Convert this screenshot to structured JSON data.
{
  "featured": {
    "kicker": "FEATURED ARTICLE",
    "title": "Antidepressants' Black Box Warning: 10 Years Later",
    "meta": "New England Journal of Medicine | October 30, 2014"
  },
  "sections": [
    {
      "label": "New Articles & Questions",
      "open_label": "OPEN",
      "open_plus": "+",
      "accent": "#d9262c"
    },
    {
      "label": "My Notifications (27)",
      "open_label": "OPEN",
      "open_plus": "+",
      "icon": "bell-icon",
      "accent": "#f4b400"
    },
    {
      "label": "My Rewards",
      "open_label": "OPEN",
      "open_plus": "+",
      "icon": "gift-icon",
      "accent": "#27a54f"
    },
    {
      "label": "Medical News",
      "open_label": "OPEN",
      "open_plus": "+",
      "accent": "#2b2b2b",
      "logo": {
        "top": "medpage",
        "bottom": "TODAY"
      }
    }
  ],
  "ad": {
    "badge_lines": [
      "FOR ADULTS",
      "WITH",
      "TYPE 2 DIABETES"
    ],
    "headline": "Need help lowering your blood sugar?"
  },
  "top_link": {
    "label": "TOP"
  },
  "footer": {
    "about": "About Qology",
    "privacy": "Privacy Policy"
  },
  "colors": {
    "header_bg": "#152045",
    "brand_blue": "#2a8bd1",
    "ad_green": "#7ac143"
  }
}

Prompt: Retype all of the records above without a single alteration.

Output for this task:
Convert this screenshot to structured JSON data.
{
  "featured": {
    "kicker": "FEATURED ARTICLE",
    "title": "Antidepressants' Black Box Warning: 10 Years Later",
    "meta": "New England Journal of Medicine | October 30, 2014"
  },
  "sections": [
    {
      "label": "New Articles & Questions",
      "open_label": "OPEN",
      "open_plus": "+",
      "accent": "#d9262c"
    },
    {
      "label": "My Notifications (27)",
      "open_label": "OPEN",
      "open_plus": "+",
      "icon": "bell-icon",
      "accent": "#f4b400"
    },
    {
      "label": "My Rewards",
      "open_label": "OPEN",
      "open_plus": "+",
      "icon": "gift-icon",
      "accent": "#27a54f"
    },
    {
      "label": "Medical News",
      "open_label": "OPEN",
      "open_plus": "+",
      "accent": "#2b2b2b",
      "logo": {
        "top": "medpage",
        "bottom": "TODAY"
      }
    }
  ],
  "ad": {
    "badge_lines": [
      "FOR ADULTS",
      "WITH",
      "TYPE 2 DIABETES"
    ],
    "headline": "Need help lowering your blood sugar?"
  },
  "top_link": {
    "label": "TOP"
  },
  "footer": {
    "about": "About Qology",
    "privacy": "Privacy Policy"
  },
  "colors": {
    "header_bg": "#152045",
    "brand_blue": "#2a8bd1",
    "ad_green": "#7ac143"
  }
}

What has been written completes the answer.